I was really lucky today, got to see most of the eclipse while sightseeing in coastal port of Malacca (Melaka). The photos were taken around the maximum eclipse which was at 13:17 local time. The magnitude was around 0.95 while about 92% of the Sun was eclipsed by the Moon. It was a little eerie, dark but not too dark, shadows were really unusual, but in this town full of tourists today very few people were aware of what was going on high up in the sky. My camera was hand held as well as the solar filter (my son was helping me). All in all, it was an awesome event and made me very happy. The next eclipse is also annular and will be happening in Northern India among other places, so very doable for me.by RASC Vancouver member Milan B from Malacca, Malaysia
The final “Ring of Fire” solar eclipse of 2019 occurred early on December 26th spanning the Indian Ocean region from the Middle East to the western Pacific. An annular solar eclipse occurs when the Moon is visually too small to completely cover the disk of the Sun, leaving in a bright “annulus” or “Ring of Fire” surrounding the Moon.
Most annular solar eclipses occur when the moon is near apogee, the farthest point in its orbit around Earth – so it appears smaller as seen from Earth. This Dec 26th eclipse is unusual in that the moon is not near apogee – it is almost exactly at its mean distance from Earth.

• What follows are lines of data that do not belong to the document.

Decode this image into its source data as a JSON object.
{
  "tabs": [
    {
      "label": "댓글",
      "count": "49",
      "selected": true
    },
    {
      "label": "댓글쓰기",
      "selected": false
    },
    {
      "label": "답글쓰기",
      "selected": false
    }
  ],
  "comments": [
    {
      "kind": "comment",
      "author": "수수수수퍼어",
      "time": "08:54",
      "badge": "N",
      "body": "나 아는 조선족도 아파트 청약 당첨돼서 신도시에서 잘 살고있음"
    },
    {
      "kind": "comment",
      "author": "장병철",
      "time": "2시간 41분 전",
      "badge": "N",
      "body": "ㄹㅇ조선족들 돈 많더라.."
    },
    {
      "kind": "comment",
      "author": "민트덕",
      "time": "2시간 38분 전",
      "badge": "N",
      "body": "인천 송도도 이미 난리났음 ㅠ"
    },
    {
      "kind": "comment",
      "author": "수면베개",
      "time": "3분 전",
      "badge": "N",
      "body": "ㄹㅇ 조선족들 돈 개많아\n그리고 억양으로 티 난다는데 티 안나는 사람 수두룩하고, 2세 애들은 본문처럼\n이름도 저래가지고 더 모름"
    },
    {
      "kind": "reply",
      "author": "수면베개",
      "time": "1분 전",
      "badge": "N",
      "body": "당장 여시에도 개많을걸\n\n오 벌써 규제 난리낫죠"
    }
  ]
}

In this eclipse, the moon is still too small to cover the sun’s disk completely because the Earth is close to perihelion, its closest point to the sun for the year – so the sun appears larger as seen from from Earth.